(REQUIRED WORK): Take the records below and set them down exactly, so that every line matches the original.
━━ RECORDS TO PROCESS
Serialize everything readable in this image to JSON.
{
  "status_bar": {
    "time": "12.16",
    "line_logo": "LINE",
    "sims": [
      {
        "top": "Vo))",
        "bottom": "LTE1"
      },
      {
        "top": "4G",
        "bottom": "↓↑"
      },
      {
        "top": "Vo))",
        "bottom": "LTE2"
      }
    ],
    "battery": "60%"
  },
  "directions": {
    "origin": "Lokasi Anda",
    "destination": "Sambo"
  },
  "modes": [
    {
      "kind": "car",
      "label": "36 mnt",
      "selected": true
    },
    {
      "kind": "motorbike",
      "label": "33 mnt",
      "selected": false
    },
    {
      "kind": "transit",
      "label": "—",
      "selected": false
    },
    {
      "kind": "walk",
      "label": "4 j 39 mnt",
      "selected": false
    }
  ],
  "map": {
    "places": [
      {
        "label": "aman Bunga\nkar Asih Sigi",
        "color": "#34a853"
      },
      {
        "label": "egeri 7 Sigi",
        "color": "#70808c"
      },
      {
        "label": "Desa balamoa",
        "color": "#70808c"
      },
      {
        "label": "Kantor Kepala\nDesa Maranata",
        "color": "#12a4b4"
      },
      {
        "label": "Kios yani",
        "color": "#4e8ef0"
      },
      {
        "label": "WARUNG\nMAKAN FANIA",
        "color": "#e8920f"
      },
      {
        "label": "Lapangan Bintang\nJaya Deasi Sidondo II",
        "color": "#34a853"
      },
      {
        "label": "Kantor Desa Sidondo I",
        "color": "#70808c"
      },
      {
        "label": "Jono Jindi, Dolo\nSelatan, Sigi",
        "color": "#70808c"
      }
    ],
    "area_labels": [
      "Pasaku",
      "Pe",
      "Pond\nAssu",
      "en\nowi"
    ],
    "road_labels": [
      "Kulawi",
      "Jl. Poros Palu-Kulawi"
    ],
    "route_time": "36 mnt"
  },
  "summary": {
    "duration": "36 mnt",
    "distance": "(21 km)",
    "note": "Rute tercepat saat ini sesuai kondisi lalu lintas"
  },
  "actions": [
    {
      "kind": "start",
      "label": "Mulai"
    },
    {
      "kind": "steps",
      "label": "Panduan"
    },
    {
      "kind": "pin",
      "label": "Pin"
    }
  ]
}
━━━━
(SOLUTION):
Serialize everything readable in this image to JSON.
{
  "status_bar": {
    "time": "12.16",
    "line_logo": "LINE",
    "sims": [
      {
        "top": "Vo))",
        "bottom": "LTE1"
      },
      {
        "top": "4G",
        "bottom": "↓↑"
      },
      {
        "top": "Vo))",
        "bottom": "LTE2"
      }
    ],
    "battery": "60%"
  },
  "directions": {
    "origin": "Lokasi Anda",
    "destination": "Sambo"
  },
  "modes": [
    {
      "kind": "car",
      "label": "36 mnt",
      "selected": true
    },
    {
      "kind": "motorbike",
      "label": "33 mnt",
      "selected": false
    },
    {
      "kind": "transit",
      "label": "—",
      "selected": false
    },
    {
      "kind": "walk",
      "label": "4 j 39 mnt",
      "selected": false
    }
  ],
  "map": {
    "places": [
      {
        "label": "aman Bunga\nkar Asih Sigi",
        "color": "#34a853"
      },
      {
        "label": "egeri 7 Sigi",
        "color": "#70808c"
      },
      {
        "label": "Desa balamoa",
        "color": "#70808c"
      },
      {
        "label": "Kantor Kepala\nDesa Maranata",
        "color": "#12a4b4"
      },
      {
        "label": "Kios yani",
        "color": "#4e8ef0"
      },
      {
        "label": "WARUNG\nMAKAN FANIA",
        "color": "#e8920f"
      },
      {
        "label": "Lapangan Bintang\nJaya Deasi Sidondo II",
        "color": "#34a853"
      },
      {
        "label": "Kantor Desa Sidondo I",
        "color": "#70808c"
      },
      {
        "label": "Jono Jindi, Dolo\nSelatan, Sigi",
        "color": "#70808c"
      }
    ],
    "area_labels": [
      "Pasaku",
      "Pe",
      "Pond\nAssu",
      "en\nowi"
    ],
    "road_labels": [
      "Kulawi",
      "Jl. Poros Palu-Kulawi"
    ],
    "route_time": "36 mnt"
  },
  "summary": {
    "duration": "36 mnt",
    "distance": "(21 km)",
    "note": "Rute tercepat saat ini sesuai kondisi lalu lintas"
  },
  "actions": [
    {
      "kind": "start",
      "label": "Mulai"
    },
    {
      "kind": "steps",
      "label": "Panduan"
    },
    {
      "kind": "pin",
      "label": "Pin"
    }
  ]
}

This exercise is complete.